Baby Jumping Festival 'El Colacho' Takes Place in Spain, Men Dressed as Devils Jump Over Newborn Babies (Watch Video)
Baby Jumping festival takes place in Spain (Photo Credits: Getty Images)

Every parent loves their baby and wants to protect it from any sort of bad thing or evil eyes. Various traditions are followed in different parts around the world to protect a baby from ill wishes. Amongst them is El Colacho or a baby jumping tradition that takes place in Spain. Known as El Colacho it is marked annually in the village of Castrillo de Murcia of Burgos province of Spain. It is held every year in the month of June. This year it was held on June 23 and recent videos from the same have emerged online. Men dressed as devils jump over newborn babies as a part of driving away from the evil forces. Texan Woman Delivers 6 Babies in 9 Minutes; What are Sextuplets and How Rare Are They?

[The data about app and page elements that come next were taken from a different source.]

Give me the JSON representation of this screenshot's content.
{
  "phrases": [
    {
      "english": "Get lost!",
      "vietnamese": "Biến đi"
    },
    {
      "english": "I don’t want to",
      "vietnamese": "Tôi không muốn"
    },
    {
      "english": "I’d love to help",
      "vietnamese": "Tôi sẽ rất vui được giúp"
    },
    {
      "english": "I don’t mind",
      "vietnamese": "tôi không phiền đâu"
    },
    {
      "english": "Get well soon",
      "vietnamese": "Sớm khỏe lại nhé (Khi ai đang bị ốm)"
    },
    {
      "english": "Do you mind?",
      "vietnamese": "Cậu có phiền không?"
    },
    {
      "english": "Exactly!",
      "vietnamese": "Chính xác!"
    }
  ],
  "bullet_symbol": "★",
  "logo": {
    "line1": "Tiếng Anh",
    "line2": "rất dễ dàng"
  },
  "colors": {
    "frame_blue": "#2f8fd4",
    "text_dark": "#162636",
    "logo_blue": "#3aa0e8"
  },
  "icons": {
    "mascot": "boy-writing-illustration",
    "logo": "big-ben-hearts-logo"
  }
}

It is one of the strange traditions that exist around the old but has been going on for nearly 4 centuries! The tradition has started back in 1620! During the celebrations of El Colacho, men dress up in red and yellow suits (representing devils) jump over babies born in the previous 12 months of the year. The newborns are kept on a mattresses un the street and the devils run and jump over them. While running, these devils hold a whip. It is a belief that devils drive away the evil forces by using these whips and castanets. These Videos of Babies Not Recognising Their Dads After Shaving Beard are Adorably Cute.

Watch Videos of Baby Jumping Festival That Took Place in Spain:

Over 100 of newborns take part in these annual celebrations. While the parents eagerly watch the celebrations, residents along the area put down white sheets from their balconies. It is a symbol of purity and hope that the evils will be driven away. The babies meanwhile are unaware as they lie on decorated mattresses. Often rose petals are put on the bed on which the babies are kept. And if you have fear of accidents, there has been none reported in the history of this festival. According to locals none of the babies have ever been injured in this 400-year-long tradition.